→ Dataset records
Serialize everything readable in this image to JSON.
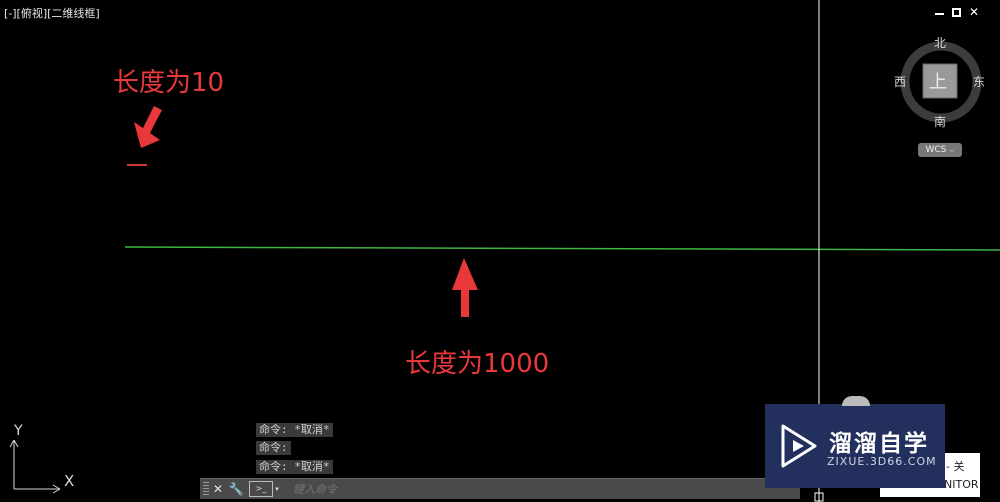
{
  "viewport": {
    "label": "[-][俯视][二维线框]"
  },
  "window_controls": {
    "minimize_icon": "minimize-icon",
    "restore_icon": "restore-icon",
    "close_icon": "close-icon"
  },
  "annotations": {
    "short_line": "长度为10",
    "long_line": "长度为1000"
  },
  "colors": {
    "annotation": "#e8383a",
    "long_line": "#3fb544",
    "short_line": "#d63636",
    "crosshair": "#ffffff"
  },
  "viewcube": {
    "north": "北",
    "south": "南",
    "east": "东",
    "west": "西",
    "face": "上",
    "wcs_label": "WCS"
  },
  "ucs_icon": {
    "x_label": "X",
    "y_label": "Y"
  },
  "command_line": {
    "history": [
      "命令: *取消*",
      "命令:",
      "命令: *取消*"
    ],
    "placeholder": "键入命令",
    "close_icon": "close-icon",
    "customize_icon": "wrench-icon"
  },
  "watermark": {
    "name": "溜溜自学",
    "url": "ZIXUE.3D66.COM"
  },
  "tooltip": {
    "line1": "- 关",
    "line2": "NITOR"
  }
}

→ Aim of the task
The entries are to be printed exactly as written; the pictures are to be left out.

→ Output of the exercise
Serialize everything readable in this image to JSON.
{
  "viewport": {
    "label": "[-][俯视][二维线框]"
  },
  "window_controls": {
    "minimize_icon": "minimize-icon",
    "restore_icon": "restore-icon",
    "close_icon": "close-icon"
  },
  "annotations": {
    "short_line": "长度为10",
    "long_line": "长度为1000"
  },
  "colors": {
    "annotation": "#e8383a",
    "long_line": "#3fb544",
    "short_line": "#d63636",
    "crosshair": "#ffffff"
  },
  "viewcube": {
    "north": "北",
    "south": "南",
    "east": "东",
    "west": "西",
    "face": "上",
    "wcs_label": "WCS"
  },
  "ucs_icon": {
    "x_label": "X",
    "y_label": "Y"
  },
  "command_line": {
    "history": [
      "命令: *取消*",
      "命令:",
      "命令: *取消*"
    ],
    "placeholder": "键入命令",
    "close_icon": "close-icon",
    "customize_icon": "wrench-icon"
  },
  "watermark": {
    "name": "溜溜自学",
    "url": "ZIXUE.3D66.COM"
  },
  "tooltip": {
    "line1": "- 关",
    "line2": "NITOR"
  }
}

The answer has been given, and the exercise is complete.